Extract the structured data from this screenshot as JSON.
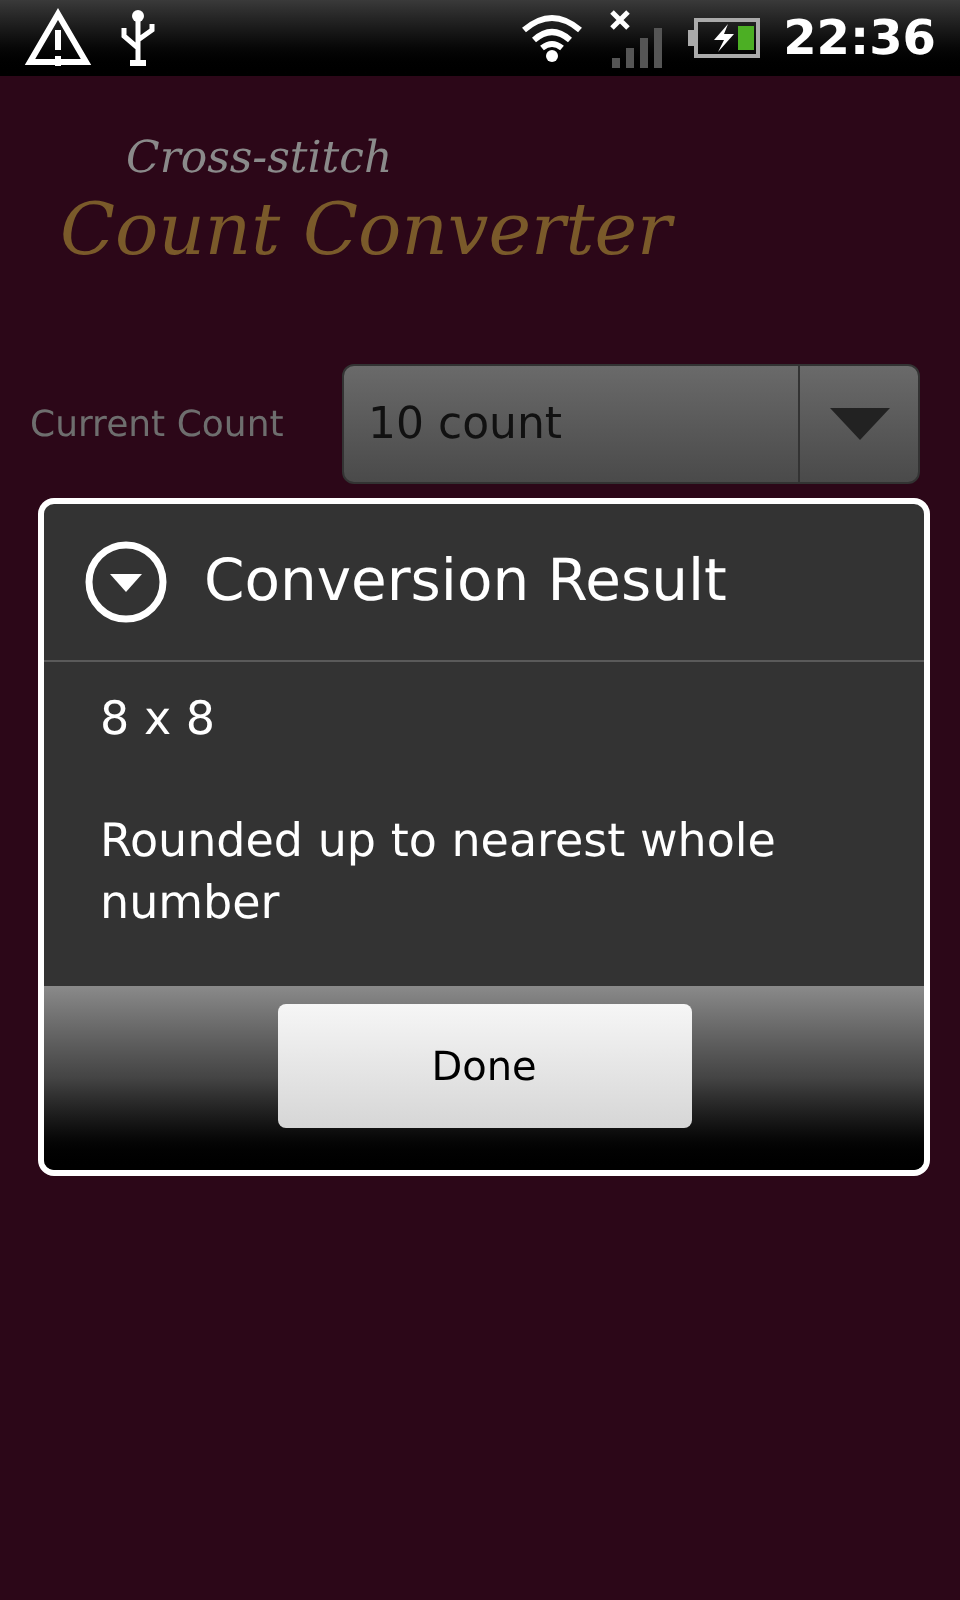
{
  "status_bar": {
    "time": "22:36"
  },
  "header": {
    "subtitle": "Cross-stitch",
    "title": "Count Converter"
  },
  "form": {
    "current_count": {
      "label": "Current Count",
      "value": "10 count"
    }
  },
  "dialog": {
    "title": "Conversion Result",
    "result": "8 x 8",
    "note": "Rounded up to nearest whole number",
    "button": "Done"
  }
}
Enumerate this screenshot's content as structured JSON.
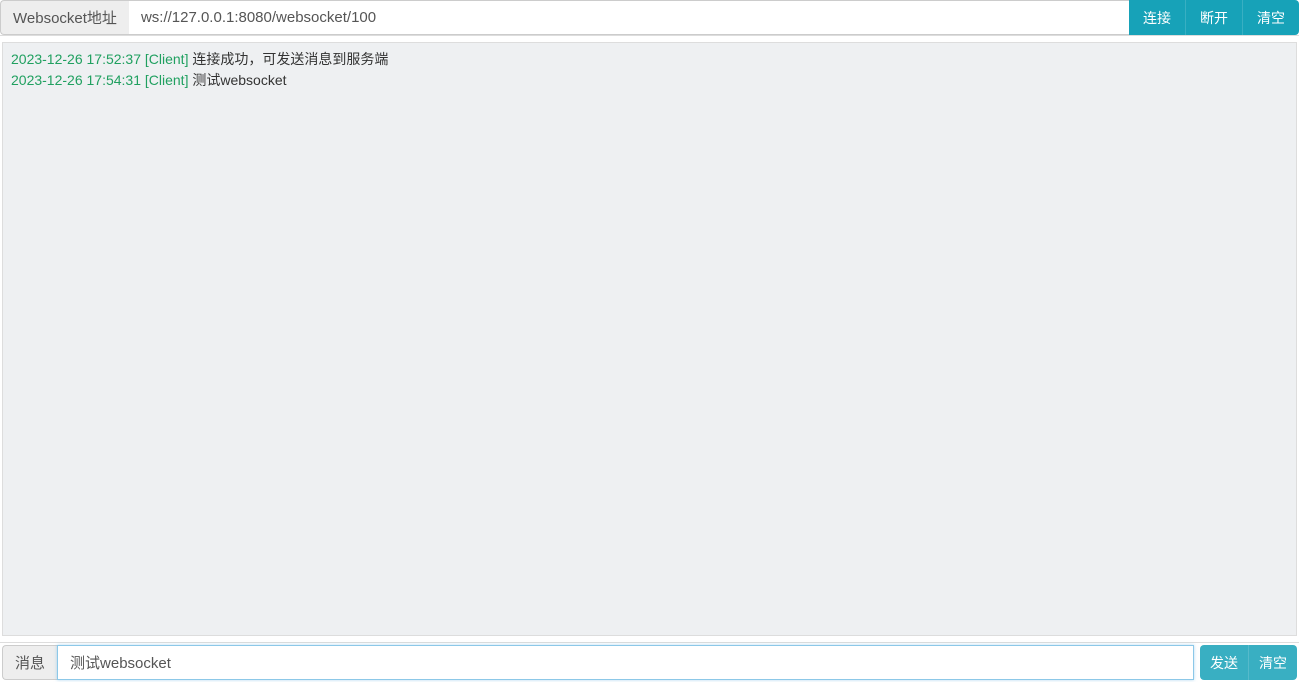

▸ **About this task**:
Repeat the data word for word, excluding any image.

▸ **Answer to the problem**:
Extract the structured data from this screenshot as JSON.
{
  "status_bar": {
    "time": "22:36"
  },
  "header": {
    "subtitle": "Cross-stitch",
    "title": "Count Converter"
  },
  "form": {
    "current_count": {
      "label": "Current Count",
      "value": "10 count"
    }
  },
  "dialog": {
    "title": "Conversion Result",
    "result": "8 x 8",
    "note": "Rounded up to nearest whole number",
    "button": "Done"
  }
}
Enumerate this screenshot's content as structured JSON.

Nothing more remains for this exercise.